Slowly but steadily, mobile learning seems to be a part of our learning landscape. Over the last seven years, I’ve formed a strong opinion that mobile learning will eventually be a game-changer in our industry. If you have a smartphone-equipped audience, then I do urge you to look at how you can add it to your learning delivery channels. Not only can it really transform your delivery of formal learning, increasingly I’m realising how it can also be a critical enabling factor for both social and informal learning.
But I also know that we are still at that point in time when the technology options are numerous and the application of mobile learning can take many different forms. I can quite understand if you’re hesitating to make your first moves in this area. With every wave of new learning technology, it can take a while for things to settle down. So how can we make sense of the current mobile learning muddle?
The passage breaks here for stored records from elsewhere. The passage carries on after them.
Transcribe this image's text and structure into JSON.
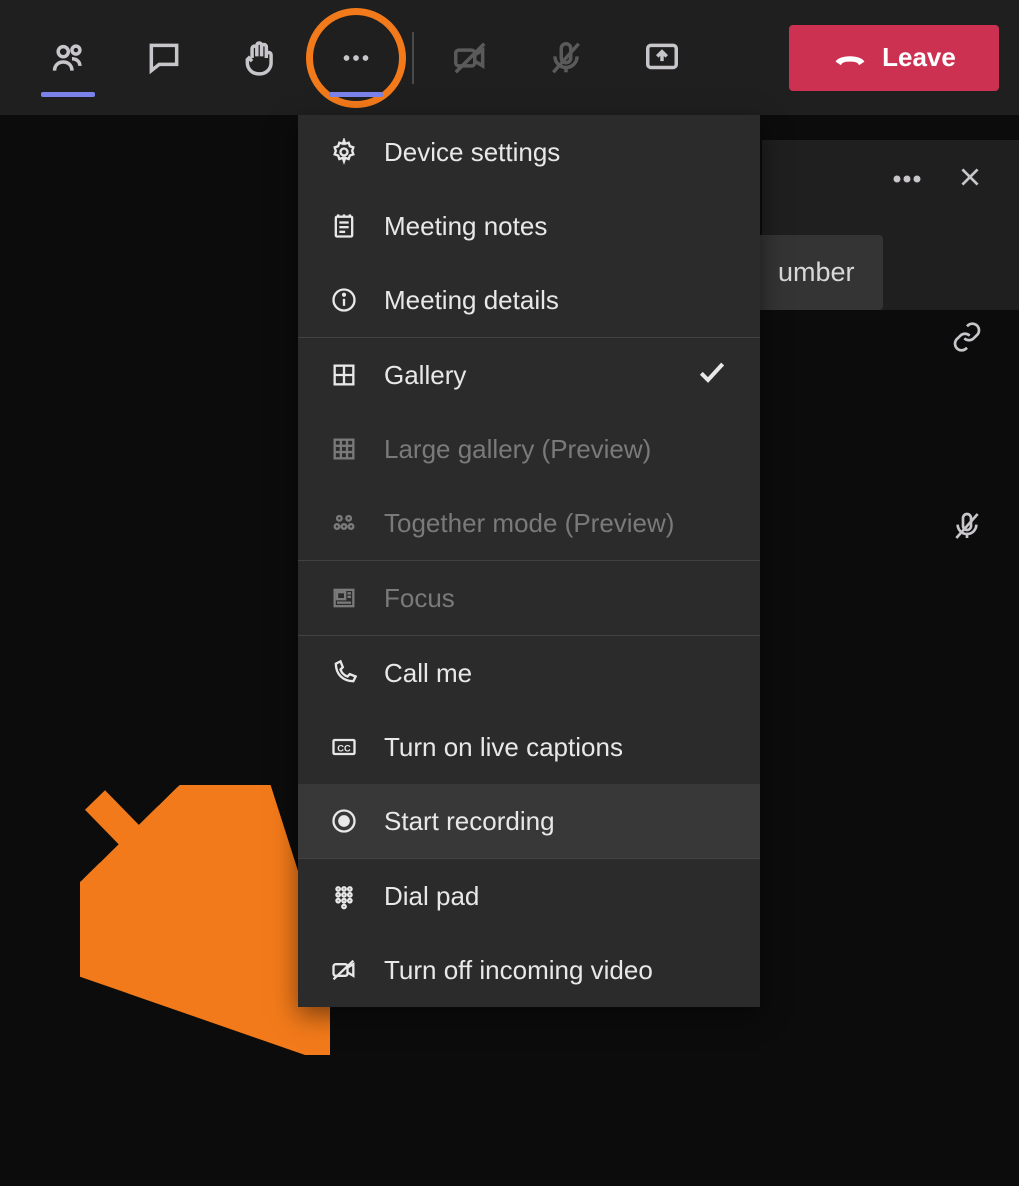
{
  "toolbar": {
    "leave_label": "Leave"
  },
  "menu": {
    "device_settings": "Device settings",
    "meeting_notes": "Meeting notes",
    "meeting_details": "Meeting details",
    "gallery": "Gallery",
    "large_gallery": "Large gallery (Preview)",
    "together_mode": "Together mode (Preview)",
    "focus": "Focus",
    "call_me": "Call me",
    "live_captions": "Turn on live captions",
    "start_recording": "Start recording",
    "dial_pad": "Dial pad",
    "turn_off_video": "Turn off incoming video"
  },
  "side_panel": {
    "partial_text": "umber"
  },
  "colors": {
    "accent": "#7b83eb",
    "danger": "#cc3152",
    "annotation": "#f27a1a"
  }
}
Continue reading “Muddling Through Mobile”
What happens after a piece of training should never be left to chance, but so often it is. I make no apology for periodically bringing out my soap box to talk about this. I also call this our industry’s “Achilles heel”. When survey after survey reveals how our profession still wants that seemingly illusive seat at the top table, we need to acknowledge that if we could demonstrate how our learning made an impact, we’d be in a much stronger bargaining position. Continue reading “Using Digital Learning to Drive Learning Impact”
I’ve recently had a number of interesting conversations about whether micro-learning – one of this year’s big talking points – could really support behavioural change training. Most people seemed comfortable that it would be good for pure knowledge transfer, but questioned whether it would support behavioural change, where typically we’ve invested in more complete and deeper programmes of learning, be that online or in the classroom.
I genuinely believe it has a valuable role to play in this area. Continue reading “Using Micro-learning to Affect Behaviour Change”